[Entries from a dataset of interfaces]
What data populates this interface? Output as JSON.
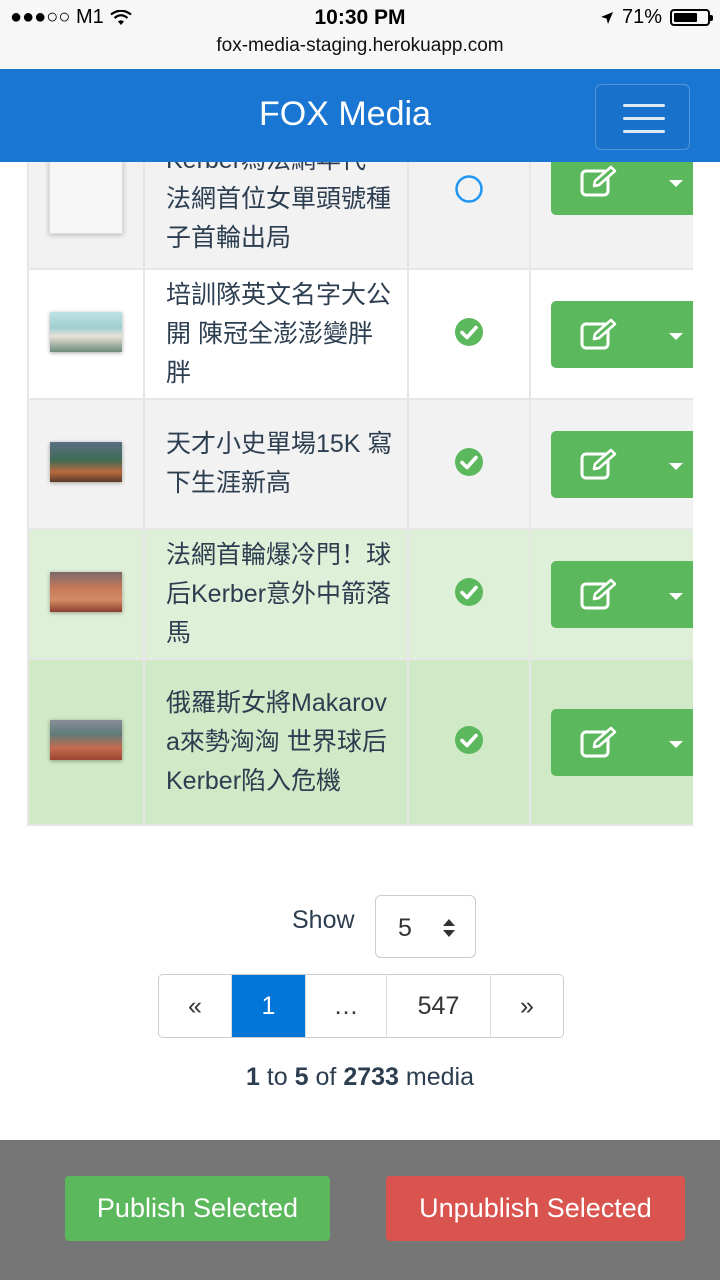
{
  "status_bar": {
    "carrier": "●●●○○ M1",
    "time": "10:30 PM",
    "battery_text": "71%",
    "battery_level": 0.71
  },
  "browser": {
    "url": "fox-media-staging.herokuapp.com"
  },
  "navbar": {
    "brand": "FOX Media",
    "menu_icon": "hamburger-icon"
  },
  "media_rows": [
    {
      "title": "Kerber為法網年代 法網首位女單頭號種子首輪出局",
      "published": false,
      "highlight": false,
      "row_bg": "#f2f2f2",
      "thumb": "blank",
      "edit_icon": "edit-icon",
      "dropdown_icon": "caret-down-icon"
    },
    {
      "title": "培訓隊英文名字大公開 陳冠全澎澎變胖胖",
      "published": true,
      "highlight": false,
      "row_bg": "#ffffff",
      "thumb": "image",
      "edit_icon": "edit-icon",
      "dropdown_icon": "caret-down-icon"
    },
    {
      "title": "天才小史單場15K 寫下生涯新高",
      "published": true,
      "highlight": false,
      "row_bg": "#f2f2f2",
      "thumb": "image",
      "edit_icon": "edit-icon",
      "dropdown_icon": "caret-down-icon"
    },
    {
      "title": "法網首輪爆冷門！球后Kerber意外中箭落馬",
      "published": true,
      "highlight": true,
      "row_bg": "#dff0d8",
      "thumb": "image",
      "edit_icon": "edit-icon",
      "dropdown_icon": "caret-down-icon"
    },
    {
      "title": "俄羅斯女將Makarova來勢洶洶 世界球后Kerber陷入危機",
      "published": true,
      "highlight": true,
      "row_bg": "#d0e9c6",
      "thumb": "image",
      "edit_icon": "edit-icon",
      "dropdown_icon": "caret-down-icon"
    }
  ],
  "show": {
    "label": "Show",
    "value": "5"
  },
  "pagination": {
    "prev": "«",
    "pages": [
      "1",
      "…",
      "547"
    ],
    "active_page": "1",
    "next": "»"
  },
  "summary": {
    "from": "1",
    "to_word": "to",
    "to": "5",
    "of_word": "of",
    "total": "2733",
    "unit": "media"
  },
  "footer": {
    "publish_label": "Publish Selected",
    "unpublish_label": "Unpublish Selected"
  },
  "colors": {
    "primary": "#1976d2",
    "success": "#5cb85c",
    "danger": "#d9534f",
    "active_page": "#0275d8",
    "unpublished_circle": "#2196f3"
  }
}
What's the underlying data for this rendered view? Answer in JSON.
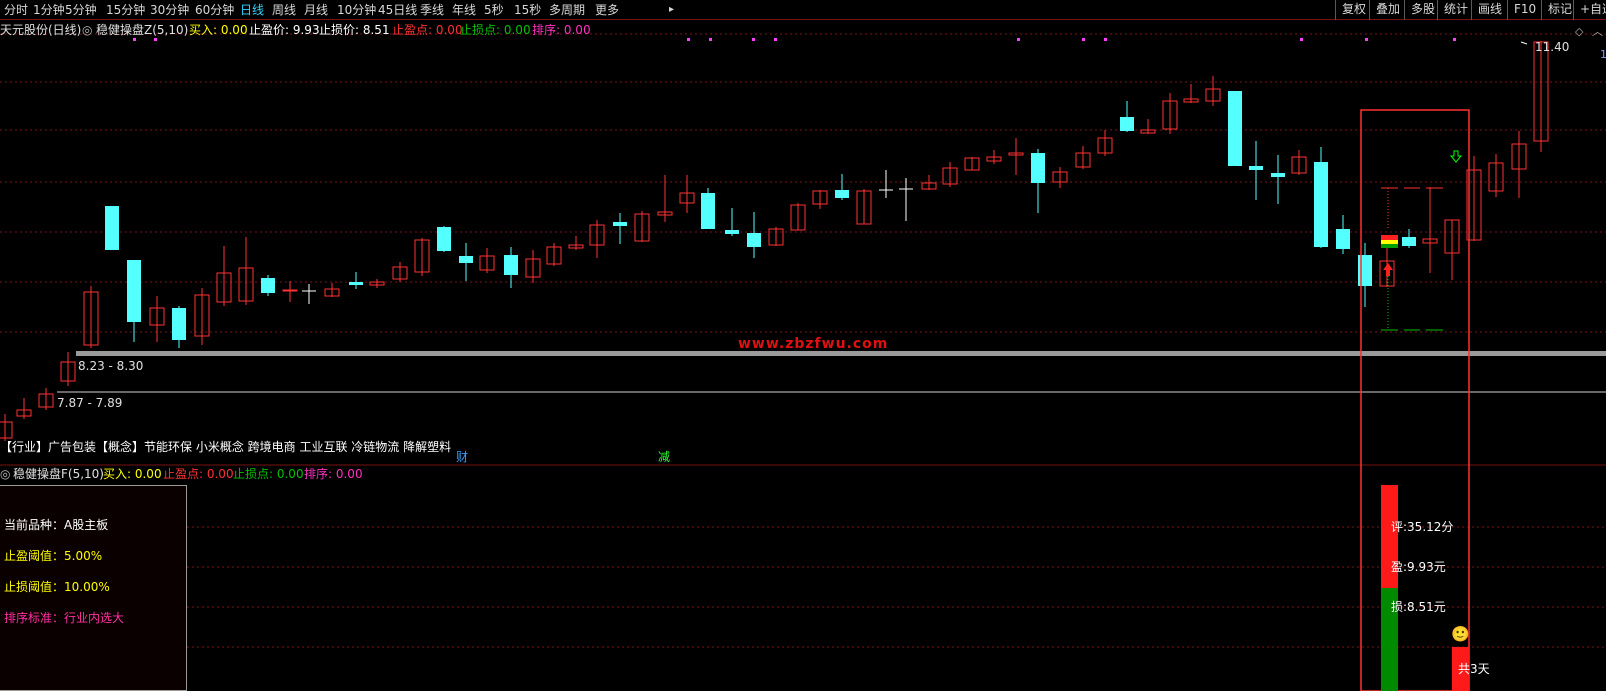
{
  "toolbar": {
    "periods": [
      "分时",
      "1分钟",
      "5分钟",
      "15分钟",
      "30分钟",
      "60分钟",
      "日线",
      "周线",
      "月线",
      "10分钟",
      "45日线",
      "季线",
      "年线",
      "5秒",
      "15秒",
      "多周期",
      "更多"
    ],
    "active_period": "日线",
    "right_buttons": [
      "复权",
      "叠加",
      "多股",
      "统计",
      "画线",
      "F10",
      "标记",
      "+自选"
    ]
  },
  "main_header": {
    "stock_name": "天元股份(日线)",
    "indicator": "稳健操盘Z(5,10)",
    "buy": "买入: 0.00",
    "take_profit_price": "止盈价: 9.93",
    "stop_loss_price": "止损价: 8.51",
    "take_profit_point": "止盈点: 0.00",
    "stop_loss_point": "止损点: 0.00",
    "rank": "排序: 0.00"
  },
  "price_labels": {
    "high": "11.40",
    "band_upper": "8.23 - 8.30",
    "band_lower": "7.87 - 7.89",
    "right_edge": "1"
  },
  "watermark": "www.zbzfwu.com",
  "tags_line": "【行业】广告包装【概念】节能环保 小米概念 跨境电商 工业互联 冷链物流 降解塑料",
  "markers": {
    "cai": "财",
    "jian": "减"
  },
  "sub_header": {
    "indicator": "稳健操盘F(5,10)",
    "buy": "买入: 0.00",
    "take_profit_point": "止盈点: 0.00",
    "stop_loss_point": "止损点: 0.00",
    "rank": "排序: 0.00"
  },
  "info_panel": {
    "category": "当前品种：A股主板",
    "take_profit_threshold": "止盈阈值：5.00%",
    "stop_loss_threshold": "止损阈值：10.00%",
    "rank_standard": "排序标准：行业内选大"
  },
  "sub_labels": {
    "score": "评:35.12分",
    "profit": "盈:9.93元",
    "loss": "损:8.51元",
    "days": "共3天"
  },
  "colors": {
    "up": "#ff3232",
    "down": "#54ffff",
    "flat": "#ffffff",
    "grid": "#7a1616",
    "panel_border": "#9a9a9a"
  }
}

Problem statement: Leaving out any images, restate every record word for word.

Answer to this task:
What data populates this interface? Output as JSON.
{
  "status_bar": {
    "carrier": "●●●○○ M1",
    "time": "10:30 PM",
    "battery_text": "71%",
    "battery_level": 0.71
  },
  "browser": {
    "url": "fox-media-staging.herokuapp.com"
  },
  "navbar": {
    "brand": "FOX Media",
    "menu_icon": "hamburger-icon"
  },
  "media_rows": [
    {
      "title": "Kerber為法網年代 法網首位女單頭號種子首輪出局",
      "published": false,
      "highlight": false,
      "row_bg": "#f2f2f2",
      "thumb": "blank",
      "edit_icon": "edit-icon",
      "dropdown_icon": "caret-down-icon"
    },
    {
      "title": "培訓隊英文名字大公開 陳冠全澎澎變胖胖",
      "published": true,
      "highlight": false,
      "row_bg": "#ffffff",
      "thumb": "image",
      "edit_icon": "edit-icon",
      "dropdown_icon": "caret-down-icon"
    },
    {
      "title": "天才小史單場15K 寫下生涯新高",
      "published": true,
      "highlight": false,
      "row_bg": "#f2f2f2",
      "thumb": "image",
      "edit_icon": "edit-icon",
      "dropdown_icon": "caret-down-icon"
    },
    {
      "title": "法網首輪爆冷門！球后Kerber意外中箭落馬",
      "published": true,
      "highlight": true,
      "row_bg": "#dff0d8",
      "thumb": "image",
      "edit_icon": "edit-icon",
      "dropdown_icon": "caret-down-icon"
    },
    {
      "title": "俄羅斯女將Makarova來勢洶洶 世界球后Kerber陷入危機",
      "published": true,
      "highlight": true,
      "row_bg": "#d0e9c6",
      "thumb": "image",
      "edit_icon": "edit-icon",
      "dropdown_icon": "caret-down-icon"
    }
  ],
  "show": {
    "label": "Show",
    "value": "5"
  },
  "pagination": {
    "prev": "«",
    "pages": [
      "1",
      "…",
      "547"
    ],
    "active_page": "1",
    "next": "»"
  },
  "summary": {
    "from": "1",
    "to_word": "to",
    "to": "5",
    "of_word": "of",
    "total": "2733",
    "unit": "media"
  },
  "footer": {
    "publish_label": "Publish Selected",
    "unpublish_label": "Unpublish Selected"
  },
  "colors": {
    "primary": "#1976d2",
    "success": "#5cb85c",
    "danger": "#d9534f",
    "active_page": "#0275d8",
    "unpublished_circle": "#2196f3"
  }
}
What's the underlying data for this rendered view? Answer in JSON.
{
  "toolbar": {
    "periods": [
      "分时",
      "1分钟",
      "5分钟",
      "15分钟",
      "30分钟",
      "60分钟",
      "日线",
      "周线",
      "月线",
      "10分钟",
      "45日线",
      "季线",
      "年线",
      "5秒",
      "15秒",
      "多周期",
      "更多"
    ],
    "active_period": "日线",
    "right_buttons": [
      "复权",
      "叠加",
      "多股",
      "统计",
      "画线",
      "F10",
      "标记",
      "+自选"
    ]
  },
  "main_header": {
    "stock_name": "天元股份(日线)",
    "indicator": "稳健操盘Z(5,10)",
    "buy": "买入: 0.00",
    "take_profit_price": "止盈价: 9.93",
    "stop_loss_price": "止损价: 8.51",
    "take_profit_point": "止盈点: 0.00",
    "stop_loss_point": "止损点: 0.00",
    "rank": "排序: 0.00"
  },
  "price_labels": {
    "high": "11.40",
    "band_upper": "8.23 - 8.30",
    "band_lower": "7.87 - 7.89",
    "right_edge": "1"
  },
  "watermark": "www.zbzfwu.com",
  "tags_line": "【行业】广告包装【概念】节能环保 小米概念 跨境电商 工业互联 冷链物流 降解塑料",
  "markers": {
    "cai": "财",
    "jian": "减"
  },
  "sub_header": {
    "indicator": "稳健操盘F(5,10)",
    "buy": "买入: 0.00",
    "take_profit_point": "止盈点: 0.00",
    "stop_loss_point": "止损点: 0.00",
    "rank": "排序: 0.00"
  },
  "info_panel": {
    "category": "当前品种：A股主板",
    "take_profit_threshold": "止盈阈值：5.00%",
    "stop_loss_threshold": "止损阈值：10.00%",
    "rank_standard": "排序标准：行业内选大"
  },
  "sub_labels": {
    "score": "评:35.12分",
    "profit": "盈:9.93元",
    "loss": "损:8.51元",
    "days": "共3天"
  },
  "colors": {
    "up": "#ff3232",
    "down": "#54ffff",
    "flat": "#ffffff",
    "grid": "#7a1616",
    "panel_border": "#9a9a9a"
  }
}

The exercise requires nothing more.